◆ The problem
Print every record below exactly, minus the pictures.
(Dataset content begins)
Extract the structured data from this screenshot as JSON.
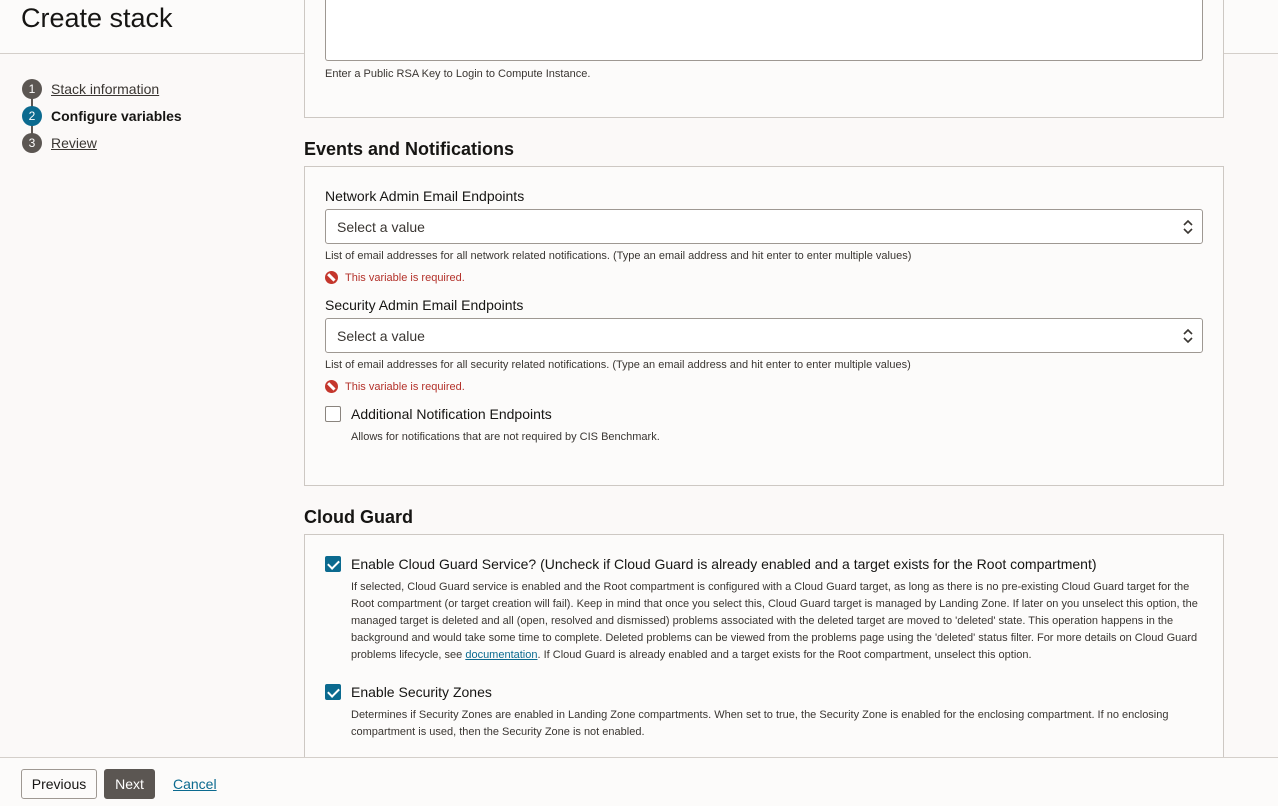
{
  "header": {
    "title": "Create stack"
  },
  "steps": [
    {
      "number": "1",
      "label": "Stack information",
      "state": "done"
    },
    {
      "number": "2",
      "label": "Configure variables",
      "state": "active"
    },
    {
      "number": "3",
      "label": "Review",
      "state": "pending"
    }
  ],
  "compute": {
    "help": "Enter a Public RSA Key to Login to Compute Instance."
  },
  "events": {
    "title": "Events and Notifications",
    "network_label": "Network Admin Email Endpoints",
    "network_placeholder": "Select a value",
    "network_help": "List of email addresses for all network related notifications. (Type an email address and hit enter to enter multiple values)",
    "network_error": "This variable is required.",
    "security_label": "Security Admin Email Endpoints",
    "security_placeholder": "Select a value",
    "security_help": "List of email addresses for all security related notifications. (Type an email address and hit enter to enter multiple values)",
    "security_error": "This variable is required.",
    "additional_label": "Additional Notification Endpoints",
    "additional_help": "Allows for notifications that are not required by CIS Benchmark.",
    "additional_checked": false
  },
  "cloud_guard": {
    "title": "Cloud Guard",
    "enable_label": "Enable Cloud Guard Service? (Uncheck if Cloud Guard is already enabled and a target exists for the Root compartment)",
    "enable_checked": true,
    "enable_help_before": "If selected, Cloud Guard service is enabled and the Root compartment is configured with a Cloud Guard target, as long as there is no pre-existing Cloud Guard target for the Root compartment (or target creation will fail). Keep in mind that once you select this, Cloud Guard target is managed by Landing Zone. If later on you unselect this option, the managed target is deleted and all (open, resolved and dismissed) problems associated with the deleted target are moved to 'deleted' state. This operation happens in the background and would take some time to complete. Deleted problems can be viewed from the problems page using the 'deleted' status filter. For more details on Cloud Guard problems lifecycle, see ",
    "enable_help_link": "documentation",
    "enable_help_after": ". If Cloud Guard is already enabled and a target exists for the Root compartment, unselect this option.",
    "zones_label": "Enable Security Zones",
    "zones_checked": true,
    "zones_help": "Determines if Security Zones are enabled in Landing Zone compartments. When set to true, the Security Zone is enabled for the enclosing compartment. If no enclosing compartment is used, then the Security Zone is not enabled."
  },
  "footer": {
    "previous_label": "Previous",
    "next_label": "Next",
    "cancel_label": "Cancel"
  },
  "colors": {
    "accent": "#0b6a8f",
    "error": "#c4362c",
    "primary_button": "#5b5652"
  }
}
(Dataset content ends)
◆ Answer for this exercise
Extract the structured data from this screenshot as JSON.
{
  "header": {
    "title": "Create stack"
  },
  "steps": [
    {
      "number": "1",
      "label": "Stack information",
      "state": "done"
    },
    {
      "number": "2",
      "label": "Configure variables",
      "state": "active"
    },
    {
      "number": "3",
      "label": "Review",
      "state": "pending"
    }
  ],
  "compute": {
    "help": "Enter a Public RSA Key to Login to Compute Instance."
  },
  "events": {
    "title": "Events and Notifications",
    "network_label": "Network Admin Email Endpoints",
    "network_placeholder": "Select a value",
    "network_help": "List of email addresses for all network related notifications. (Type an email address and hit enter to enter multiple values)",
    "network_error": "This variable is required.",
    "security_label": "Security Admin Email Endpoints",
    "security_placeholder": "Select a value",
    "security_help": "List of email addresses for all security related notifications. (Type an email address and hit enter to enter multiple values)",
    "security_error": "This variable is required.",
    "additional_label": "Additional Notification Endpoints",
    "additional_help": "Allows for notifications that are not required by CIS Benchmark.",
    "additional_checked": false
  },
  "cloud_guard": {
    "title": "Cloud Guard",
    "enable_label": "Enable Cloud Guard Service? (Uncheck if Cloud Guard is already enabled and a target exists for the Root compartment)",
    "enable_checked": true,
    "enable_help_before": "If selected, Cloud Guard service is enabled and the Root compartment is configured with a Cloud Guard target, as long as there is no pre-existing Cloud Guard target for the Root compartment (or target creation will fail). Keep in mind that once you select this, Cloud Guard target is managed by Landing Zone. If later on you unselect this option, the managed target is deleted and all (open, resolved and dismissed) problems associated with the deleted target are moved to 'deleted' state. This operation happens in the background and would take some time to complete. Deleted problems can be viewed from the problems page using the 'deleted' status filter. For more details on Cloud Guard problems lifecycle, see ",
    "enable_help_link": "documentation",
    "enable_help_after": ". If Cloud Guard is already enabled and a target exists for the Root compartment, unselect this option.",
    "zones_label": "Enable Security Zones",
    "zones_checked": true,
    "zones_help": "Determines if Security Zones are enabled in Landing Zone compartments. When set to true, the Security Zone is enabled for the enclosing compartment. If no enclosing compartment is used, then the Security Zone is not enabled."
  },
  "footer": {
    "previous_label": "Previous",
    "next_label": "Next",
    "cancel_label": "Cancel"
  },
  "colors": {
    "accent": "#0b6a8f",
    "error": "#c4362c",
    "primary_button": "#5b5652"
  }
}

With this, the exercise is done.